There are two other things I want to say to you, on a day which neither you nor I will ever willingly forget. One is that Winston Churchill was not an institution, but a man; a man of wit and chuckling humour, and penetrating understanding, not a man who spoke to us as from the mountain tops, but one who expressed the simple and enduring feelings of ordinary men and women. It was because he was a great Englishman that he was able to speak for the English people. It was because he was a great commonwealth statesman that he was able to warm hearts and inspire courage right round the seven seas. It was because he was a great human being that, in our darkest days, he lit the lamps of hope at many firesides and released so many from the chains of despair. There has been nobody like him in our lifetimes. We must, and do, thank God for him, and strive to be worthy of his example.
The second thing I will never forget is this. Winston Churchill's wife is with us here in London; a great and gracious lady in her own right. Could I today send her your love, and mine? She has suffered an irreparable personal loss. But she has proud and enduring memories. Happy memories, I venture to say.
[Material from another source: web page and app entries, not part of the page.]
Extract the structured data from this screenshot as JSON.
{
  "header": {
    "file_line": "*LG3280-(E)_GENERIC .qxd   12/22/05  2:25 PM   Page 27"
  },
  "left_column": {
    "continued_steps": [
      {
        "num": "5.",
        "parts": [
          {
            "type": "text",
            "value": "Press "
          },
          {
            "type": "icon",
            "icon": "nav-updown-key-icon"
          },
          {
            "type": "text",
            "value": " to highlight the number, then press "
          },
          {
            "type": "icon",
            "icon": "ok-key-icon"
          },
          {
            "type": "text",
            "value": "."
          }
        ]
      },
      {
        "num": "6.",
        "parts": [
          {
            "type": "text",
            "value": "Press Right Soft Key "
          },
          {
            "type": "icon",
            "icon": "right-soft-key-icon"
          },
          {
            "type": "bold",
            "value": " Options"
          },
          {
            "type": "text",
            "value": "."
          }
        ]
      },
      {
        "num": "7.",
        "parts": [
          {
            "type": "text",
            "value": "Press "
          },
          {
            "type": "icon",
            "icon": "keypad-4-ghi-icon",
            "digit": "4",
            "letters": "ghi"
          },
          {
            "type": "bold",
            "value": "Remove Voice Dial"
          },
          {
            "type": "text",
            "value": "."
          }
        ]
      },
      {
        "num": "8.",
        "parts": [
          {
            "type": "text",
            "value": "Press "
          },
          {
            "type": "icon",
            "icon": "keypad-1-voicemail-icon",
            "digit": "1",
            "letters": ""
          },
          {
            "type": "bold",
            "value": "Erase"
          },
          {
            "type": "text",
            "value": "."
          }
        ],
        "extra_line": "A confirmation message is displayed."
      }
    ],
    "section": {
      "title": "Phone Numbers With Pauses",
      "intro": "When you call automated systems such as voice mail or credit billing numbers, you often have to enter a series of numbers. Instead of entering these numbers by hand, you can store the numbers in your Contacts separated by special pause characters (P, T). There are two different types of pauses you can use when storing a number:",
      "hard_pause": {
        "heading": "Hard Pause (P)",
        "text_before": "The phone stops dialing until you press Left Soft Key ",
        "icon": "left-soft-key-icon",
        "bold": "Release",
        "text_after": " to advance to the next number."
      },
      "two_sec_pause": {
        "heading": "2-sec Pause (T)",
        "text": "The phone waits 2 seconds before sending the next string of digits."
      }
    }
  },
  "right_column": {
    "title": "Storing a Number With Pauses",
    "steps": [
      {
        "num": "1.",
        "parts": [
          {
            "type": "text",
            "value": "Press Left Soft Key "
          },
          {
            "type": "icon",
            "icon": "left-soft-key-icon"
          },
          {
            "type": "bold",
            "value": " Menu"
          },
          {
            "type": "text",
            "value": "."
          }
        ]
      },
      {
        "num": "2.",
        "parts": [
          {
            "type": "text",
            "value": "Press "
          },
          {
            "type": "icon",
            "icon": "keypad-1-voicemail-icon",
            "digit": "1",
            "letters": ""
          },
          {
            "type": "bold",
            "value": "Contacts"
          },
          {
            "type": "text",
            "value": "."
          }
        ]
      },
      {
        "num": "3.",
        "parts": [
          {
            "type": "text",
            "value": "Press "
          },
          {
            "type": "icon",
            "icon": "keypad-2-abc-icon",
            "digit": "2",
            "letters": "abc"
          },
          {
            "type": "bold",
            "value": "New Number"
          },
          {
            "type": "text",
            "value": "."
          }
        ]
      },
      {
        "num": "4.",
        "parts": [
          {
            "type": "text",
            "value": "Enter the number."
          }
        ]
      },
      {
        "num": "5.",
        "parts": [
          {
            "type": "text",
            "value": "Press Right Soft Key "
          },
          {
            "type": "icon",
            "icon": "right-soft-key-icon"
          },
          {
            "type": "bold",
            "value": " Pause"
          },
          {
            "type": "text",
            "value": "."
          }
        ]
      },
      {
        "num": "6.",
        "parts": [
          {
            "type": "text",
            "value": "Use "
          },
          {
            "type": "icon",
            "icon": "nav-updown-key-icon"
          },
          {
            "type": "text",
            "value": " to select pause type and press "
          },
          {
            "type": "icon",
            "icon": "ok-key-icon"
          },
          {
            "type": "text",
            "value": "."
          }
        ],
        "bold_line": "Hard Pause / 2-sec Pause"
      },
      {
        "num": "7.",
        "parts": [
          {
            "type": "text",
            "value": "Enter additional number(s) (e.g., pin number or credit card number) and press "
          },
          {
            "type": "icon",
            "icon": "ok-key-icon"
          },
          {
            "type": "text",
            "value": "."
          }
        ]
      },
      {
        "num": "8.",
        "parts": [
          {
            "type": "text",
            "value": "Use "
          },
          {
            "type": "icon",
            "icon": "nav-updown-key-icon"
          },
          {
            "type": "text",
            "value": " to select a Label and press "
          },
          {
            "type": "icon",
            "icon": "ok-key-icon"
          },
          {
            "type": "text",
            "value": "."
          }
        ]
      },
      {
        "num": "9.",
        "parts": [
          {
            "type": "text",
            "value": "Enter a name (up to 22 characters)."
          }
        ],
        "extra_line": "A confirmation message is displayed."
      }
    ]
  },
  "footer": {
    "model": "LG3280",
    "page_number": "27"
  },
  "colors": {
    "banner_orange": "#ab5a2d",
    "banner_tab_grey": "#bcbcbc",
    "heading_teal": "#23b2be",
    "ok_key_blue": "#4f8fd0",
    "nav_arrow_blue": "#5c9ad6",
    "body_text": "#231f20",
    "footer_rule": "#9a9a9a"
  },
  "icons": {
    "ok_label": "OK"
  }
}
We share her sorrow, but I know that she would wish us to share with her those rich remembrances which the thought of the great man evokes.
There have been, in the course of recorded history, some men of power who have cast shadows across the world. Winston Churchill, on the contrary, was a fountain of light and of hope.
As I end my talk to you from the crypt of St Paul's, with its reminders of Nelson and Wellington, those marvellous defenders of long ago, the body of Winston Churchill goes in procession through the streets of London; his London, our London, this most historic city, this ancient home of freedom, this place through which, in the very devastation and fire of war, his voice rang with courage, and defiance, and hope, and rugged confidence.
His body will be carried on the Thames, a river full of history. With one heart we all feel, with one mind we all acknowledge, that it will never have borne a more precious burden, or been enriched by more splendid memories.